Also known as “Rosetta”, Rasheed sits on the western arm of the Nile. Settled since the 9th-century, it was once one of Egypt’s most important port towns and now boasts a collection Ottoman mansions and bustling souqs.
Things to do
House of Amasyali is the city's most impressive building, adorned with intricate lattice windows, sparkling lantern lights and a patterned red, black and white facade. Next door is House of Abu Shaheen, which features a sun-dappled courtyard and gleaming granite columns.
Fort of Qaitbay sits to the north of Rasheed and has guarded the mouth of the Nile since 1479. It's best known as the site where the Rosetta Stone was found, with a small historical exhibition paying homage to the ancient Egyptian tablet and its famous hieroglyphs. The fort also offers sweeping views over the Nile.
Set off the main square, the Rachid Museum is housed in an elegant Ottoman house. The ground floor features a copy of the Rosetta Stone, while the first floor offers a glimpse at life during the Ottoman Empire. You can also check out displays on how locals defended themselves during the British occupation.

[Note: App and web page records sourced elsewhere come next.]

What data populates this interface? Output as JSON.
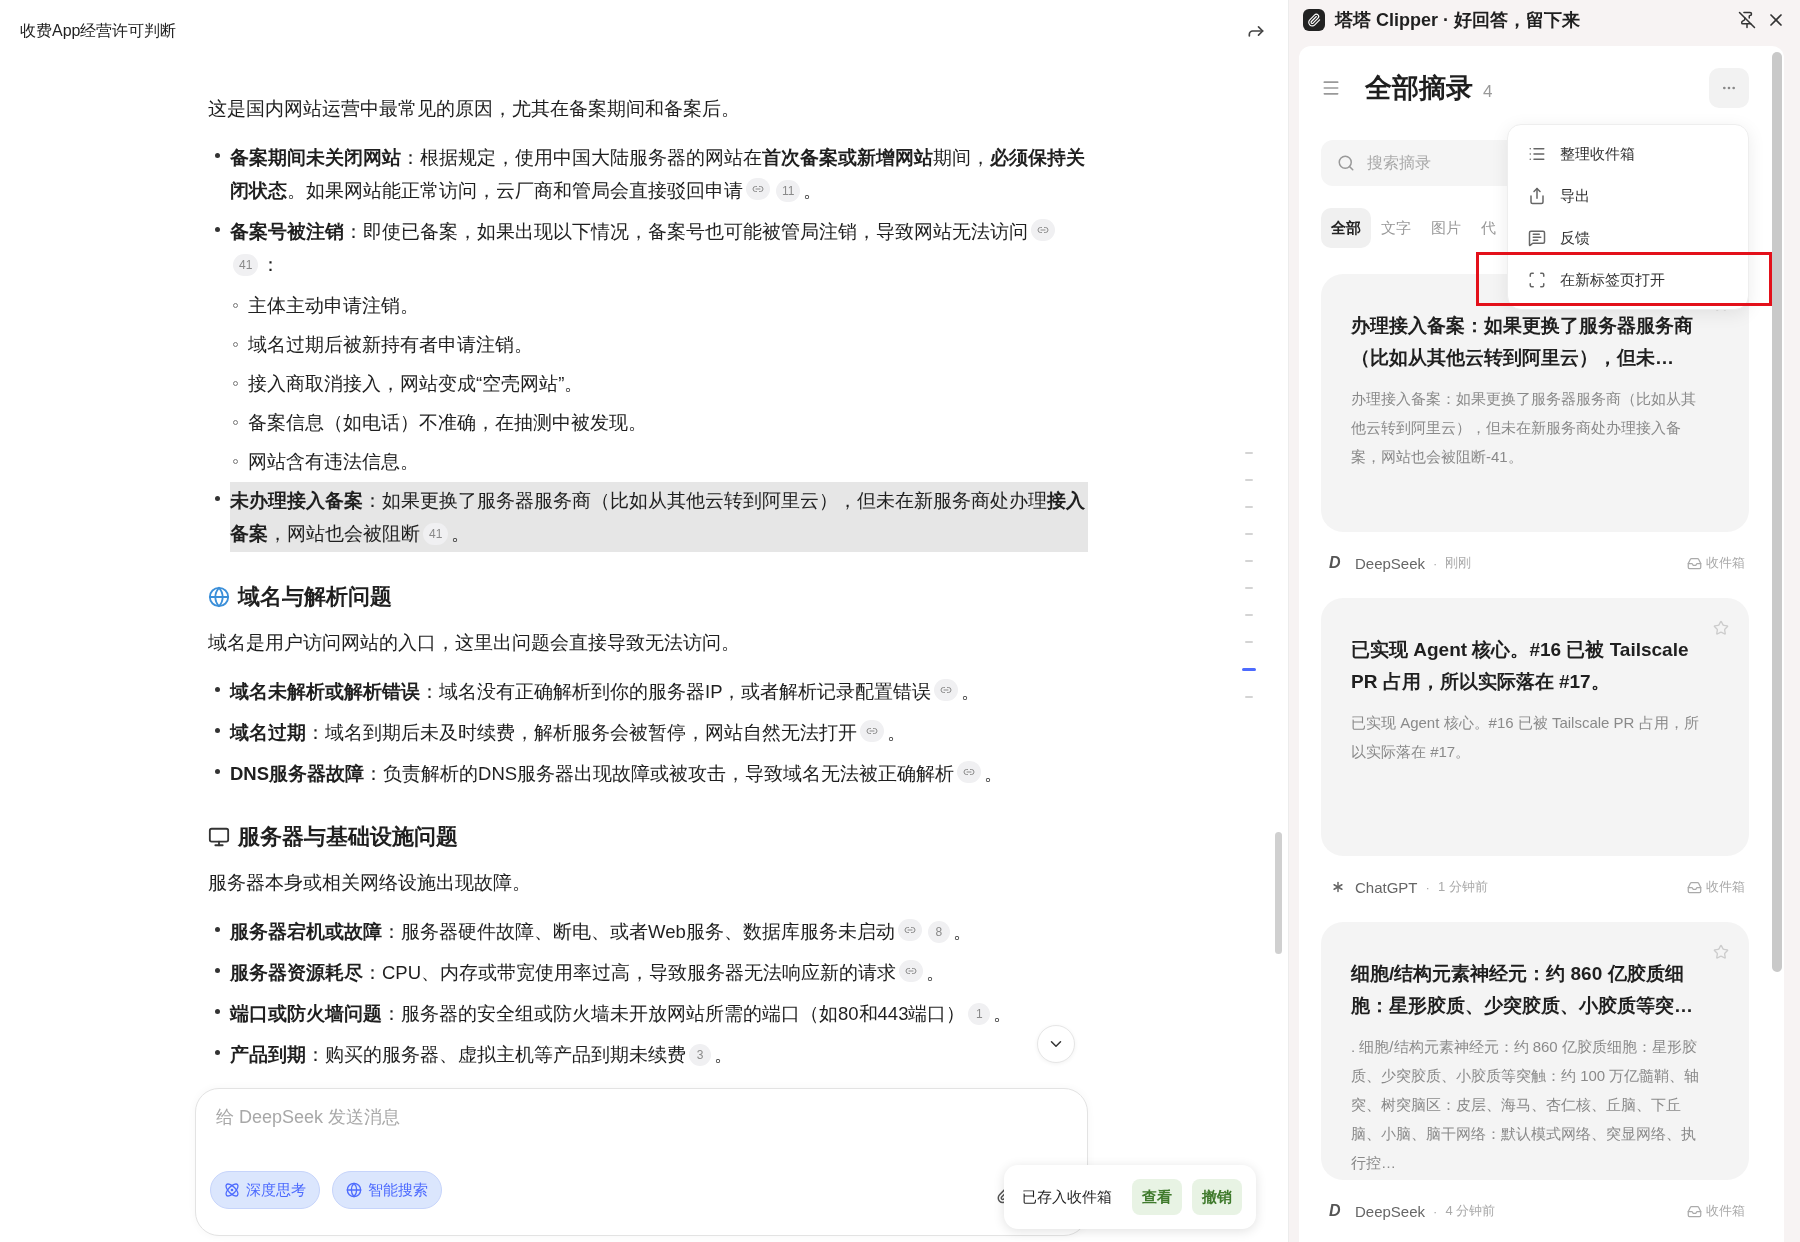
{
  "chat": {
    "title": "收费App经营许可判断",
    "sections": [
      {
        "intro": "这是国内网站运营中最常见的原因，尤其在备案期间和备案后。",
        "bullets": [
          {
            "text": "**备案期间未关闭网站**：根据规定，使用中国大陆服务器的网站在**首次备案或新增网站**期间，**必须保持关闭状态**。如果网站能正常访问，云厂商和管局会直接驳回申请",
            "citations": [
              {
                "kind": "link"
              },
              {
                "kind": "number",
                "label": "11"
              }
            ],
            "tail": "。",
            "highlighted": false
          },
          {
            "text": "**备案号被注销**：即使已备案，如果出现以下情况，备案号也可能被管局注销，导致网站无法访问",
            "citations": [
              {
                "kind": "link"
              },
              {
                "kind": "number",
                "label": "41"
              }
            ],
            "tail": "：",
            "highlighted": false,
            "children": [
              "主体主动申请注销。",
              "域名过期后被新持有者申请注销。",
              "接入商取消接入，网站变成“空壳网站”。",
              "备案信息（如电话）不准确，在抽测中被发现。",
              "网站含有违法信息。"
            ]
          },
          {
            "text": "**未办理接入备案**：如果更换了服务器服务商（比如从其他云转到阿里云），但未在新服务商处办理**接入备案**，网站也会被阻断",
            "citations": [
              {
                "kind": "number",
                "label": "41"
              }
            ],
            "tail": "。",
            "highlighted": true
          }
        ]
      },
      {
        "kind": "globe",
        "heading": "域名与解析问题",
        "intro": "域名是用户访问网站的入口，这里出问题会直接导致无法访问。",
        "bullets": [
          {
            "text": "**域名未解析或解析错误**：域名没有正确解析到你的服务器IP，或者解析记录配置错误",
            "citations": [
              {
                "kind": "link"
              }
            ],
            "tail": "。",
            "highlighted": false
          },
          {
            "text": "**域名过期**：域名到期后未及时续费，解析服务会被暂停，网站自然无法打开",
            "citations": [
              {
                "kind": "link"
              }
            ],
            "tail": "。",
            "highlighted": false
          },
          {
            "text": "**DNS服务器故障**：负责解析的DNS服务器出现故障或被攻击，导致域名无法被正确解析",
            "citations": [
              {
                "kind": "link"
              }
            ],
            "tail": "。",
            "highlighted": false
          }
        ]
      },
      {
        "kind": "monitor",
        "heading": "服务器与基础设施问题",
        "intro": "服务器本身或相关网络设施出现故障。",
        "bullets": [
          {
            "text": "**服务器宕机或故障**：服务器硬件故障、断电、或者Web服务、数据库服务未启动",
            "citations": [
              {
                "kind": "link"
              },
              {
                "kind": "number",
                "label": "8"
              }
            ],
            "tail": "。",
            "highlighted": false
          },
          {
            "text": "**服务器资源耗尽**：CPU、内存或带宽使用率过高，导致服务器无法响应新的请求",
            "citations": [
              {
                "kind": "link"
              }
            ],
            "tail": "。",
            "highlighted": false
          },
          {
            "text": "**端口或防火墙问题**：服务器的安全组或防火墙未开放网站所需的端口（如80和443端口）",
            "citations": [
              {
                "kind": "number",
                "label": "1"
              }
            ],
            "tail": "。",
            "highlighted": false
          },
          {
            "text": "**产品到期**：购买的服务器、虚拟主机等产品到期未续费",
            "citations": [
              {
                "kind": "number",
                "label": "3"
              }
            ],
            "tail": "。",
            "highlighted": false
          }
        ]
      }
    ],
    "outline_marks": [
      {
        "selected": false
      },
      {
        "selected": false
      },
      {
        "selected": false
      },
      {
        "selected": false
      },
      {
        "selected": false
      },
      {
        "selected": false
      },
      {
        "selected": false
      },
      {
        "selected": false
      },
      {
        "selected": true
      },
      {
        "selected": false
      }
    ],
    "composer": {
      "placeholder": "给 DeepSeek 发送消息",
      "toggles": [
        {
          "kind": "think",
          "label": "深度思考",
          "on": true
        },
        {
          "kind": "search",
          "label": "智能搜索",
          "on": true
        }
      ]
    },
    "toast": {
      "message": "已存入收件箱",
      "actions": [
        "查看",
        "撤销"
      ]
    }
  },
  "clipper": {
    "title": "塔塔 Clipper · 好回答，留下来",
    "heading": "全部摘录",
    "count": "4",
    "search": {
      "placeholder": "搜索摘录"
    },
    "filters": [
      {
        "label": "全部",
        "selected": true
      },
      {
        "label": "文字",
        "selected": false
      },
      {
        "label": "图片",
        "selected": false
      },
      {
        "label": "代",
        "selected": false
      }
    ],
    "menu": [
      {
        "kind": "organize",
        "label": "整理收件箱",
        "highlighted": false
      },
      {
        "kind": "export",
        "label": "导出",
        "highlighted": false
      },
      {
        "kind": "feedback",
        "label": "反馈",
        "highlighted": false
      },
      {
        "kind": "newtab",
        "label": "在新标签页打开",
        "highlighted": true
      }
    ],
    "cards": [
      {
        "title": "办理接入备案：如果更换了服务器服务商（比如从其他云转到阿里云），但未…",
        "body": "办理接入备案：如果更换了服务器服务商（比如从其他云转到阿里云），但未在新服务商处办理接入备案，网站也会被阻断-41。",
        "source": {
          "kind": "letter",
          "mark": "D",
          "name": "DeepSeek"
        },
        "separator": "·",
        "time": "刚刚",
        "folder": "收件箱"
      },
      {
        "title": "已实现 Agent 核心。#16 已被 Tailscale PR 占用，所以实际落在 #17。",
        "body": "已实现 Agent 核心。#16 已被 Tailscale PR 占用，所以实际落在 #17。",
        "source": {
          "kind": "asterisk",
          "name": "ChatGPT"
        },
        "separator": "·",
        "time": "1 分钟前",
        "folder": "收件箱"
      },
      {
        "title": "细胞/结构元素神经元：约 860 亿胶质细胞：星形胶质、少突胶质、小胶质等突…",
        "body": ". 细胞/结构元素神经元：约 860 亿胶质细胞：星形胶质、少突胶质、小胶质等突触：约 100 万亿髓鞘、轴突、树突脑区：皮层、海马、杏仁核、丘脑、下丘脑、小脑、脑干网络：默认模式网络、突显网络、执行控…",
        "source": {
          "kind": "letter",
          "mark": "D",
          "name": "DeepSeek"
        },
        "separator": "·",
        "time": "4 分钟前",
        "folder": "收件箱"
      }
    ]
  }
}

In addition to residential homes, Rasheed's Ottoman houses were also used as public buildings. At Hammam Azouz you can peer into a grand bathhouse once used by wealthy merchants. It's been beautifully restored to its former grandeur, with gleaming marble floors, bubbling fountains and intricate tilework.
Rasheed's historic district is easy to navigate on foot and the city is well-serviced by a network of taxis and local buses. Regular mini buses run to Alexandria in around one hour.